══ Stored data

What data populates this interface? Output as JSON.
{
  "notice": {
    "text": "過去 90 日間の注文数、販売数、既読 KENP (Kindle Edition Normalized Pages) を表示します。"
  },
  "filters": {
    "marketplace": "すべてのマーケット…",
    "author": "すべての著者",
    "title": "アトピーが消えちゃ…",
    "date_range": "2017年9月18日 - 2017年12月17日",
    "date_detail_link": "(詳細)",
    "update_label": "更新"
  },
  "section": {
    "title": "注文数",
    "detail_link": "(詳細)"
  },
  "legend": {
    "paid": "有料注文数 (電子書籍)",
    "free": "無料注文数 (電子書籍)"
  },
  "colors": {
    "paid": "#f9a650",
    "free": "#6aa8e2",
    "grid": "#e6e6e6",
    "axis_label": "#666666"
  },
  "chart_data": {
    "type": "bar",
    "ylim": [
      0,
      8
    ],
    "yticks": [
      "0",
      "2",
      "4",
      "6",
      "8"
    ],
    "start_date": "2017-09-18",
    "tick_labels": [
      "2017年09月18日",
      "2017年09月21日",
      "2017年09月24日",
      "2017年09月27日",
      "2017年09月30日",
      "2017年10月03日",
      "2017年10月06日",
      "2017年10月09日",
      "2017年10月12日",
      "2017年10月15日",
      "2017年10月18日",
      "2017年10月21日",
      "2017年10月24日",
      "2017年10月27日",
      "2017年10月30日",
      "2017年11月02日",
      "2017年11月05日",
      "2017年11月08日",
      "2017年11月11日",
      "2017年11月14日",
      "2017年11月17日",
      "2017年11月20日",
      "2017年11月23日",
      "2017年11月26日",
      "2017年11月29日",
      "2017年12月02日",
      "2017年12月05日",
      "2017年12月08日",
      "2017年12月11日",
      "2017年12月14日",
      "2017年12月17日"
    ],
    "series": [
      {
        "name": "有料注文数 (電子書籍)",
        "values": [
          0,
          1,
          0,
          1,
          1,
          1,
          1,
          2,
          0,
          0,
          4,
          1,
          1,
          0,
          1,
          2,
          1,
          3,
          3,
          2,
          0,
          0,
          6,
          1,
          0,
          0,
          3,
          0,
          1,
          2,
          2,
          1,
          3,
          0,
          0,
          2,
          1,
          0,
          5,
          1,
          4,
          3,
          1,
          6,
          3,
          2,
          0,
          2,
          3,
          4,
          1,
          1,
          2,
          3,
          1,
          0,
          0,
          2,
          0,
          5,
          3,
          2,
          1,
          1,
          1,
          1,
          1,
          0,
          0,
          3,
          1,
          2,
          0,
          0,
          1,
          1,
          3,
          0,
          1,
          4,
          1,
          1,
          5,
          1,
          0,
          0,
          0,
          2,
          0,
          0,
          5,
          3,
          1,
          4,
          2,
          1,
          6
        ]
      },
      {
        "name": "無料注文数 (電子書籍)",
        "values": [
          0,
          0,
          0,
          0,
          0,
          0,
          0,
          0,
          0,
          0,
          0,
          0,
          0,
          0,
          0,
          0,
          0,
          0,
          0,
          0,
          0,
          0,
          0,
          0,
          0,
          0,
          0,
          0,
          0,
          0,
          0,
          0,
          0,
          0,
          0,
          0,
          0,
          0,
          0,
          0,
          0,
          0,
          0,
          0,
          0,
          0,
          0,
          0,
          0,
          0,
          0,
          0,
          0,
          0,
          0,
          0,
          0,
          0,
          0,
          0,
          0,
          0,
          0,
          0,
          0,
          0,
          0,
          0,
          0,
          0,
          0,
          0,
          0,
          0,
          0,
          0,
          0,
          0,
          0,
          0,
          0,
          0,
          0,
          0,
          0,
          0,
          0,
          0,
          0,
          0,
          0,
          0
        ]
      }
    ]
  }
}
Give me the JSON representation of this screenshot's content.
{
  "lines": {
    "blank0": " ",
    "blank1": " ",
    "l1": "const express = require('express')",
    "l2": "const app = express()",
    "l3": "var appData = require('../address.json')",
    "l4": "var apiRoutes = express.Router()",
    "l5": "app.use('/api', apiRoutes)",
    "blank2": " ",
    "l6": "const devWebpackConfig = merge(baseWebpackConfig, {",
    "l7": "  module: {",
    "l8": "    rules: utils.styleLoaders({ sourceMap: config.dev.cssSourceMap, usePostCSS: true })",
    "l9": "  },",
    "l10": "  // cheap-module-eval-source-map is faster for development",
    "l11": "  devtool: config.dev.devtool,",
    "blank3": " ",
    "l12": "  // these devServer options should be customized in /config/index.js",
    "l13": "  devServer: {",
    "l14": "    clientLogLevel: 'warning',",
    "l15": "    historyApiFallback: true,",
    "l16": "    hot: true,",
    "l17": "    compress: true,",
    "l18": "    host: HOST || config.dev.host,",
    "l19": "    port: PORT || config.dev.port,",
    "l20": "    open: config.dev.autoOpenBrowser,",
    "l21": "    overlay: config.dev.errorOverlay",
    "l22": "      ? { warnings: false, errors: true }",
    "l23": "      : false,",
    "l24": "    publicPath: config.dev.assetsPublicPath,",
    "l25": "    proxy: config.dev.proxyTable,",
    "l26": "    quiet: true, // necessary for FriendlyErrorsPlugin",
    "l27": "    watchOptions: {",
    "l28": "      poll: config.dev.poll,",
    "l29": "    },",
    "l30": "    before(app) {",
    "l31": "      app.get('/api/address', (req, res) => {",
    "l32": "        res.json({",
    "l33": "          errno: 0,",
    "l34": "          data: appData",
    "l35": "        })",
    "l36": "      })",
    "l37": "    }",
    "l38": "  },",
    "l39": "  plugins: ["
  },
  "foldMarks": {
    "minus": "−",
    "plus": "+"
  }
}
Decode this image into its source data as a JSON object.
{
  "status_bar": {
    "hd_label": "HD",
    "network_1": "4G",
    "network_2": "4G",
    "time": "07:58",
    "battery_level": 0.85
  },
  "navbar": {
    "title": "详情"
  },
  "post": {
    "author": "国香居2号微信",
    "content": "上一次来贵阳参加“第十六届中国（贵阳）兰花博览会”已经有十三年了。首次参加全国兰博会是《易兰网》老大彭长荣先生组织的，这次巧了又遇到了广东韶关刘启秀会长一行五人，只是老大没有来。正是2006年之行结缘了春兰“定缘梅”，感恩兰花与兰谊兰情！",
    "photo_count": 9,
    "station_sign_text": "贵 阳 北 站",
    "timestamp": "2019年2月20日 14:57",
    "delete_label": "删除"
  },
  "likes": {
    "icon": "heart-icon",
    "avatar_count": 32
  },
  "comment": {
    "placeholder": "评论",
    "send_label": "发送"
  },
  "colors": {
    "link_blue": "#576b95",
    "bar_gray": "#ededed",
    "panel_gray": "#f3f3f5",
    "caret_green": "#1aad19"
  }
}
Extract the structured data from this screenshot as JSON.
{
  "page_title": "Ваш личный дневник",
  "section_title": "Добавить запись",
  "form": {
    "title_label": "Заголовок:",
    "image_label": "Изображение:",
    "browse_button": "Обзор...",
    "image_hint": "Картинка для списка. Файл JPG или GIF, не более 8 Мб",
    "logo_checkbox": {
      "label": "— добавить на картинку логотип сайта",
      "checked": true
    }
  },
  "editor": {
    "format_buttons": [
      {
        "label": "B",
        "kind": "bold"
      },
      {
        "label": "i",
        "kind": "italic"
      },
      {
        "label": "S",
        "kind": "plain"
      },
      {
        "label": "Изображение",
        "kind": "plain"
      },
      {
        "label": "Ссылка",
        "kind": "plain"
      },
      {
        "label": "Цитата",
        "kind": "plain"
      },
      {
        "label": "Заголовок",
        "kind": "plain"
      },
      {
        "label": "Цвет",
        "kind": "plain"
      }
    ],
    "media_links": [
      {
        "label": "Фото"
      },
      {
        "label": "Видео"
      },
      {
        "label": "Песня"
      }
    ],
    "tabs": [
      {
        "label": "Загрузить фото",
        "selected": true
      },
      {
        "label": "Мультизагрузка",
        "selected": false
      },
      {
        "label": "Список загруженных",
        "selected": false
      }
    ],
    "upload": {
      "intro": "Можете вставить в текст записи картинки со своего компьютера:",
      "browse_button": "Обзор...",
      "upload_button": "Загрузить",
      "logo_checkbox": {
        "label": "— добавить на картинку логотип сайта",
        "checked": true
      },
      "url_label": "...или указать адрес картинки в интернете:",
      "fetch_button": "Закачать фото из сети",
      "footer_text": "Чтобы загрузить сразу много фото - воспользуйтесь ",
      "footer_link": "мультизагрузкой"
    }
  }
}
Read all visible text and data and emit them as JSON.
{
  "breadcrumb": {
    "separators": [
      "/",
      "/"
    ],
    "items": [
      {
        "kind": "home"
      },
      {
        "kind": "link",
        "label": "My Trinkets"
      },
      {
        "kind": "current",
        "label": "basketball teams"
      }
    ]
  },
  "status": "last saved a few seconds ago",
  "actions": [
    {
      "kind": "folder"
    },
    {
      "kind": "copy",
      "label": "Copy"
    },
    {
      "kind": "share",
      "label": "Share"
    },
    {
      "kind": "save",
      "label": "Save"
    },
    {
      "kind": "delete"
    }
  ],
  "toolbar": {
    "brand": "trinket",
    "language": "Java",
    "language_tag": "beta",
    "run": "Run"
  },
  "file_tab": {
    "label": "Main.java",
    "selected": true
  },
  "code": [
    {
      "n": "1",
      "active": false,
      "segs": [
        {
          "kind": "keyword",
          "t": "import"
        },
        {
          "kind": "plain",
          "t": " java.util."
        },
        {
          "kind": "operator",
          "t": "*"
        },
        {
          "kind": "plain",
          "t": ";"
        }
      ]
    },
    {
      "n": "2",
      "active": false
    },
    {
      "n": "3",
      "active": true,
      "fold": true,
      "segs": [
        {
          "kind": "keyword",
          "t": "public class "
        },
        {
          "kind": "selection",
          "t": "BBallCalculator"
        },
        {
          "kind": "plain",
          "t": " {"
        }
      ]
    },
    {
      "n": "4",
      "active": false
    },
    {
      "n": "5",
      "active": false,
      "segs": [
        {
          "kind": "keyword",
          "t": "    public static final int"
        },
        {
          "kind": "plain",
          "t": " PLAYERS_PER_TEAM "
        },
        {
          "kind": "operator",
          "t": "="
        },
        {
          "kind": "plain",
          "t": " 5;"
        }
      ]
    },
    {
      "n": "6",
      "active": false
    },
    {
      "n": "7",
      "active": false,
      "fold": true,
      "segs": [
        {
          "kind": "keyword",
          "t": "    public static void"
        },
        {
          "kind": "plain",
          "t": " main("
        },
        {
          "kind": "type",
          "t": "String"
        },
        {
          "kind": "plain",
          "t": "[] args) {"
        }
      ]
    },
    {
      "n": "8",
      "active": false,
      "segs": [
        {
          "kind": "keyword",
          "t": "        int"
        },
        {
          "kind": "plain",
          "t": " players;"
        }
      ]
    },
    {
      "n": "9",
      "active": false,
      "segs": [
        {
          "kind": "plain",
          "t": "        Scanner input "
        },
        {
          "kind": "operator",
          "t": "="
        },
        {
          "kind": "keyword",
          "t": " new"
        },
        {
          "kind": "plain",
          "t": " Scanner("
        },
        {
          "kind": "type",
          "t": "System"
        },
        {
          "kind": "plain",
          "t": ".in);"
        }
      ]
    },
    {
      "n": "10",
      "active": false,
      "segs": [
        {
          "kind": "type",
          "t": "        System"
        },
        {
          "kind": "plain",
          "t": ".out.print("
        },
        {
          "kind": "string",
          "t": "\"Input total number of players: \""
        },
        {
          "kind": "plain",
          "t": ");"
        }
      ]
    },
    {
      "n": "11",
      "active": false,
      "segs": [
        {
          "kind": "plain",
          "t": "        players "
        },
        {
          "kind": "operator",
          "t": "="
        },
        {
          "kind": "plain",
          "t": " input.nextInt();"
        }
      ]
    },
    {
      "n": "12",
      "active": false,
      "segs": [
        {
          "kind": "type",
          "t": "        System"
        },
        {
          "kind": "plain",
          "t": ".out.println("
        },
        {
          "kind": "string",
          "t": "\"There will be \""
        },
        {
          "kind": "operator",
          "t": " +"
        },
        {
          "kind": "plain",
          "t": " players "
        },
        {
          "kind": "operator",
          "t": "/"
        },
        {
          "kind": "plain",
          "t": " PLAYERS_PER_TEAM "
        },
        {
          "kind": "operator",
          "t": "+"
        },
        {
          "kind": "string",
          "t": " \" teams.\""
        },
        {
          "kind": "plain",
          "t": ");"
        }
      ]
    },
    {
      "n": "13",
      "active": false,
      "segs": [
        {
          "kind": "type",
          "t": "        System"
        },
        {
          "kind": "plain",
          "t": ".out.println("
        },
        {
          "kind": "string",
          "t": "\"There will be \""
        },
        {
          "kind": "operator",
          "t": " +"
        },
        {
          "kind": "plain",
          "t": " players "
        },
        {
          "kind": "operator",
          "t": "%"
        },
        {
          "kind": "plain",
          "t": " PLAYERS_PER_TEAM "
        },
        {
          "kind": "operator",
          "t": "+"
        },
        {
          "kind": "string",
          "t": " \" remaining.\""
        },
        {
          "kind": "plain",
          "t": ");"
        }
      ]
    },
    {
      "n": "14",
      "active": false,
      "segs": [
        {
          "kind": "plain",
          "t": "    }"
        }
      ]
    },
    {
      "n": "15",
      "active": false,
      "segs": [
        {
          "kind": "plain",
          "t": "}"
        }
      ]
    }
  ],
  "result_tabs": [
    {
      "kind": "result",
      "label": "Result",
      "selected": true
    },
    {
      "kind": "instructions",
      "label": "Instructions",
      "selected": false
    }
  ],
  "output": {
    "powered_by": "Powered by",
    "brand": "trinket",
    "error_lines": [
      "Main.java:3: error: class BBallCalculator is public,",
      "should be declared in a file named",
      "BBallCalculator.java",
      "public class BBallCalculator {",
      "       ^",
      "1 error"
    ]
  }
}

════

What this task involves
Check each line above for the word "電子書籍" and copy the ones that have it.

Result
    "paid": "有料注文数 (電子書籍)",
    "free": "無料注文数 (電子書籍)"
        "name": "有料注文数 (電子書籍)",
        "name": "無料注文数 (電子書籍)",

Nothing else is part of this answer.